The purpose of the work was to determine the changes in the gene pool (at the DNA level) of the pine stand, under the influence of various kinds of forest-tending cuts. The area in which the trials are carried out falls within the Warsaw Regional Directorate of the State Forests and its Forest District of Ostrów Mazowiecka, approximately 95 km towards the north-east of Warsaw.
Genetic structure was specified using five nSSR sequences and six cpSSR loci, while the five thinning variants trialled were: sanitation cutting, low thinning of 30% intensity, schematic thinning, selective thinning and destructive lumbering. The control variant was left untreated. It was virtual rather than real-life thinning that was pursued, using the ForestSimulator BWINPro program. Changes in the structure of the stand after a further 10 years were also simulated.
The different thinning variants were shown to cause change in the gene pool and level of genetic diversity of trees in the study area.
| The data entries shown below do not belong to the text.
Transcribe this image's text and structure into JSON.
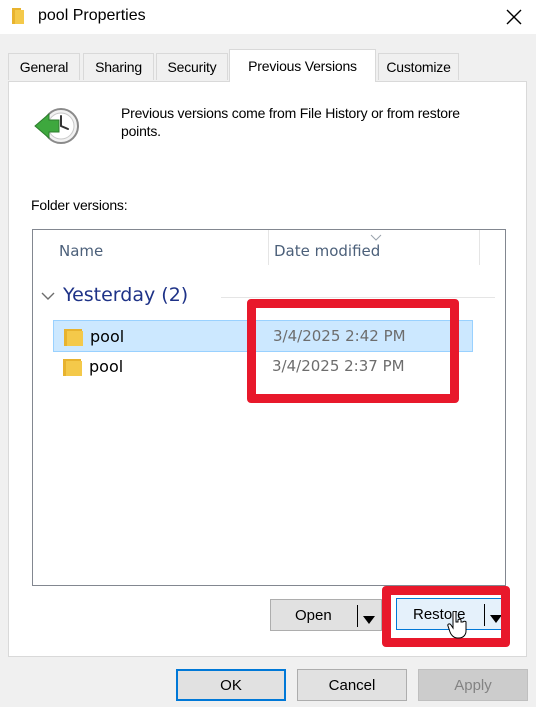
{
  "window": {
    "title": "pool Properties"
  },
  "tabs": [
    {
      "label": "General",
      "active": false
    },
    {
      "label": "Sharing",
      "active": false
    },
    {
      "label": "Security",
      "active": false
    },
    {
      "label": "Previous Versions",
      "active": true
    },
    {
      "label": "Customize",
      "active": false
    }
  ],
  "info": {
    "text": "Previous versions come from File History or from restore points."
  },
  "folder_versions_label": "Folder versions:",
  "list": {
    "columns": {
      "name": "Name",
      "date": "Date modified"
    },
    "group": {
      "label": "Yesterday (2)"
    },
    "rows": [
      {
        "name": "pool",
        "date": "3/4/2025 2:42 PM",
        "selected": true
      },
      {
        "name": "pool",
        "date": "3/4/2025 2:37 PM",
        "selected": false
      }
    ]
  },
  "buttons": {
    "open": "Open",
    "restore": "Restore",
    "ok": "OK",
    "cancel": "Cancel",
    "apply": "Apply"
  },
  "colors": {
    "annotation": "#e8182b",
    "selection": "#cce8ff",
    "group_header": "#1e3287",
    "folder_yellow": "#f4c94a"
  },
  "icons": [
    "folder-icon",
    "close-icon",
    "restore-clock-icon",
    "sort-chevron-icon",
    "group-chevron-icon",
    "dropdown-arrow-icon",
    "mouse-cursor-icon"
  ]
}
In terms of maintaining genetic variability in the stand, the least-favourable method proved to be thinning from below–which resulted in the removal of 22% of nDNA rare alleles and 43% of cpDNA rare alleles. Destructive selection cutting was in turn most beneficial in terms of the preservation of genetic structure, with the reduction in rare alleles being more limited than in any other analysed variant. An increase in genetic diversity was also to be noted. It was with the selective thinning variant that the final number of trees, stand structure and level of genetic variation resembled the situation in the control most closely. This suggests that selective thinning provides for a rather accurate replication of processes occurring in nature.